WHAT TO PRODUCE -> Among the entries below, tally each line where the word "data" appears and state only the total.

::: GIVEN RECORDS

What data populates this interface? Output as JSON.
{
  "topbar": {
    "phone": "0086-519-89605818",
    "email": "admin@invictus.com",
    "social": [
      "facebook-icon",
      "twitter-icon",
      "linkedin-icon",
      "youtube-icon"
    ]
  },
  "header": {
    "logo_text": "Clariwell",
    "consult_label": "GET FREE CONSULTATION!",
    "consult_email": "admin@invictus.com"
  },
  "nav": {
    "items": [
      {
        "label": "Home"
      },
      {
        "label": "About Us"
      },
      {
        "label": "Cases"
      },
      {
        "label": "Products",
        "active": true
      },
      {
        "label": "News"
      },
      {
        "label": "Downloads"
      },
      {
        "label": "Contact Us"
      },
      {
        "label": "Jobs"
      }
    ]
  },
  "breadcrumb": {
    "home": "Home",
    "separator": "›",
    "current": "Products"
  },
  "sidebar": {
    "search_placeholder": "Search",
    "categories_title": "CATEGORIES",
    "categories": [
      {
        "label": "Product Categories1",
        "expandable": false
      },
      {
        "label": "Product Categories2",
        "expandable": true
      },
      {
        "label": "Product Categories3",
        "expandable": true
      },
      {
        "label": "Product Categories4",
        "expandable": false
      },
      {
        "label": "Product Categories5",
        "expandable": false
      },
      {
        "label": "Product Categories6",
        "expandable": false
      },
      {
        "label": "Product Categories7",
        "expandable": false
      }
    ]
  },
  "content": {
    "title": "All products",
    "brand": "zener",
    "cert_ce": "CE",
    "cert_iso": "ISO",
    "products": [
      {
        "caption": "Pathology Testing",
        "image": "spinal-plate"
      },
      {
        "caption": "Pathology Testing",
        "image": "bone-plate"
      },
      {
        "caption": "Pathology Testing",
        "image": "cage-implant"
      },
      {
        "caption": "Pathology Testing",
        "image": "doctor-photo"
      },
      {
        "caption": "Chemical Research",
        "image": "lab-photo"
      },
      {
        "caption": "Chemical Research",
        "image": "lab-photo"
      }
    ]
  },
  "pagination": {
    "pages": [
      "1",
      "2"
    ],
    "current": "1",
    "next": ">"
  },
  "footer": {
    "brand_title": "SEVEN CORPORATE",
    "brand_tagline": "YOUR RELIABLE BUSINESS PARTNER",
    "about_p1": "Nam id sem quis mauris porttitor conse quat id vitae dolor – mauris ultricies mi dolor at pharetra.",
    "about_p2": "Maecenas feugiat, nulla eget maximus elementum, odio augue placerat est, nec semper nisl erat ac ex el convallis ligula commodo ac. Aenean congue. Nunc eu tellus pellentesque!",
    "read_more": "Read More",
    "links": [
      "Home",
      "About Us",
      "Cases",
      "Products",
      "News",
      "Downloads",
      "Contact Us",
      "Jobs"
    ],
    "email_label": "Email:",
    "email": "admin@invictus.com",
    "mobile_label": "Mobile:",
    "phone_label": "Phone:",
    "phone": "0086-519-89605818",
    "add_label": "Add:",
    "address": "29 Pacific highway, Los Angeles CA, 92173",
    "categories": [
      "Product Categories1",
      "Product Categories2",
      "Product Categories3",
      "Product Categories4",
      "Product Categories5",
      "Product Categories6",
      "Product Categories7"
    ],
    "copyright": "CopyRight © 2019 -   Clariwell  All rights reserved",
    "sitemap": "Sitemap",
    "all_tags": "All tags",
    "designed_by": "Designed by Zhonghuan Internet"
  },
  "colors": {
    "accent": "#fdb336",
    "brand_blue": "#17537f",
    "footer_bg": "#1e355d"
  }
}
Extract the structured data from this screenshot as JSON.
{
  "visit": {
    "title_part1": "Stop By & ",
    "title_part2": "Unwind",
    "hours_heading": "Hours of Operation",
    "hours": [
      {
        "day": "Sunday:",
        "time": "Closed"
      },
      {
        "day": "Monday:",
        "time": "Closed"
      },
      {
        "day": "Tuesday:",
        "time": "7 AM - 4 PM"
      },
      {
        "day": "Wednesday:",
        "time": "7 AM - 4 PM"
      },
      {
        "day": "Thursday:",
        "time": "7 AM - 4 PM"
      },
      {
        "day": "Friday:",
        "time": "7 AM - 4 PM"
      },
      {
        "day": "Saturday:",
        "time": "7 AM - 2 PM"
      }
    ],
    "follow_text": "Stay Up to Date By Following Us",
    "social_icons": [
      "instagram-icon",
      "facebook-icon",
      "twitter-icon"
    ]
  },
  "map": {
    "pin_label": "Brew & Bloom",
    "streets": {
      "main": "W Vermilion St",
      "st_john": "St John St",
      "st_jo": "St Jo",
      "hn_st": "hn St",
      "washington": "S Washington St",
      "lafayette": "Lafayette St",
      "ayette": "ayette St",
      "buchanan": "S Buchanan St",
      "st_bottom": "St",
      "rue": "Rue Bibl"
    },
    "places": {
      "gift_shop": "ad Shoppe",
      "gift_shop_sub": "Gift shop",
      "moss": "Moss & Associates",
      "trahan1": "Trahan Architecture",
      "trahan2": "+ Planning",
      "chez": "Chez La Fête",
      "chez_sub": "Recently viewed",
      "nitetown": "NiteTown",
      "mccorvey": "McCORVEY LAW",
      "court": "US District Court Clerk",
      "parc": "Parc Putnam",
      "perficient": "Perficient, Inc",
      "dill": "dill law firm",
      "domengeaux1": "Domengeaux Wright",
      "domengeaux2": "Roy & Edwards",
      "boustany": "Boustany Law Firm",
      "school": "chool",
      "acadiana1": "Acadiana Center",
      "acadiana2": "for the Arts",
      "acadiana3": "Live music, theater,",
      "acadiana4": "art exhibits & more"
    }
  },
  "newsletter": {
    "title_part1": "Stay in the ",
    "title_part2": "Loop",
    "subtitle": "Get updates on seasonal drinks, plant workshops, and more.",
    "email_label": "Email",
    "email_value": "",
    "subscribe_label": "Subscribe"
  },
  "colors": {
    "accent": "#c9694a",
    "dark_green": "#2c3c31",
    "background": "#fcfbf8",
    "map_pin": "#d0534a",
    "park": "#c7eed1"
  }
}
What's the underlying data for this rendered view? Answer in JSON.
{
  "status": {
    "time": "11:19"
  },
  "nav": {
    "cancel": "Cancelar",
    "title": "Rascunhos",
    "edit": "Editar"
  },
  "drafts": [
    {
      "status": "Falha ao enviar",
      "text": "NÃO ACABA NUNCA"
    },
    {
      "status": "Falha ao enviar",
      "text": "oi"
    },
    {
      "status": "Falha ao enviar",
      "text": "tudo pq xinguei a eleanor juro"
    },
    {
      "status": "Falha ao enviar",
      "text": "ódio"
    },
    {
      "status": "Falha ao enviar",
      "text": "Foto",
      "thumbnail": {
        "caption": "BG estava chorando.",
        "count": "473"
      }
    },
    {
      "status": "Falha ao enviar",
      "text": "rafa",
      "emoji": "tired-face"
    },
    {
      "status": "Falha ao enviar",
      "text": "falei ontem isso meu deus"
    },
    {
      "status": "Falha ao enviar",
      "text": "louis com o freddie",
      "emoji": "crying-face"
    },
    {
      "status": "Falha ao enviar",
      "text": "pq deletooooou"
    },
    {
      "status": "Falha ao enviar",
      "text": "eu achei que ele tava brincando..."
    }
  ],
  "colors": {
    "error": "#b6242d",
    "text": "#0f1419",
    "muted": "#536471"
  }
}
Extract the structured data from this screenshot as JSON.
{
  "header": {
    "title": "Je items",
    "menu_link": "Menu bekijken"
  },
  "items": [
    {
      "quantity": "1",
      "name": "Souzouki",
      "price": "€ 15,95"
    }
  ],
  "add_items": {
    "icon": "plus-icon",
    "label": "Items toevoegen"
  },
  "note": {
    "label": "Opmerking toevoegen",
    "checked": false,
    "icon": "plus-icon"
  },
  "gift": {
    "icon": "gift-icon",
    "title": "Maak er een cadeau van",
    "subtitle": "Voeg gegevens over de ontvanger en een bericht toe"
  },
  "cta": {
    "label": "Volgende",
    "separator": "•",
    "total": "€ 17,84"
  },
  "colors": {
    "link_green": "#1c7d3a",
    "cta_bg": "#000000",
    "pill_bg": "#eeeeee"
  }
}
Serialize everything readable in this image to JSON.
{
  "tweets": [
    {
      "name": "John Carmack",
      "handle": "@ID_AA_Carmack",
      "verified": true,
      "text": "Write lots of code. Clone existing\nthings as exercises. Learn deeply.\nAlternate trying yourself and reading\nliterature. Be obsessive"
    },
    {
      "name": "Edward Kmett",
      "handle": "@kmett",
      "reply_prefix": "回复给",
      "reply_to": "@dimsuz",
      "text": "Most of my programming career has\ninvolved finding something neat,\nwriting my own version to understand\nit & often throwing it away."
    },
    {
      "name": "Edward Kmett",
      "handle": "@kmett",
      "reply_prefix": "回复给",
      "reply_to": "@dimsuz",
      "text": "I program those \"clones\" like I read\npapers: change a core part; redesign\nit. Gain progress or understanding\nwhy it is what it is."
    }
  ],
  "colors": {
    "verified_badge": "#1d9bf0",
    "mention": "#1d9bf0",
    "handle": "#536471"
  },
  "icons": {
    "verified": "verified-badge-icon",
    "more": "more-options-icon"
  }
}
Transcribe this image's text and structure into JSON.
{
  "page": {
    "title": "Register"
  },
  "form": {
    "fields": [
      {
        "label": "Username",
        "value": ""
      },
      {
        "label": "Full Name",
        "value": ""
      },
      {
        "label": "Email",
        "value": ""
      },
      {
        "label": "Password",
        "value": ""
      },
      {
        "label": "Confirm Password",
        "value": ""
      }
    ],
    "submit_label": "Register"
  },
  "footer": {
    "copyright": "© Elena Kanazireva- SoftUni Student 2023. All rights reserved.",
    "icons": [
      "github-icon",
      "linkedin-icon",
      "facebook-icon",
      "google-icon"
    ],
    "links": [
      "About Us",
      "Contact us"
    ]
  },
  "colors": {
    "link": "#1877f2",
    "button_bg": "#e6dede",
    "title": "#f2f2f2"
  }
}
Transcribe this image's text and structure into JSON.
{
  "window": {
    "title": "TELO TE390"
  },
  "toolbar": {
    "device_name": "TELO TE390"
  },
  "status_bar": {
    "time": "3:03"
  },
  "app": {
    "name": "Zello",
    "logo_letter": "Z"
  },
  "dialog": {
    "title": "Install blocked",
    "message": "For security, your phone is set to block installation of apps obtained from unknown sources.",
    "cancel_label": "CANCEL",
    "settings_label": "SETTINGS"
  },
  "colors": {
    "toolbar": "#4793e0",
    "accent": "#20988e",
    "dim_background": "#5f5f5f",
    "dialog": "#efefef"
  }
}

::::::

OUTPUT FOR THIS TASK -> 4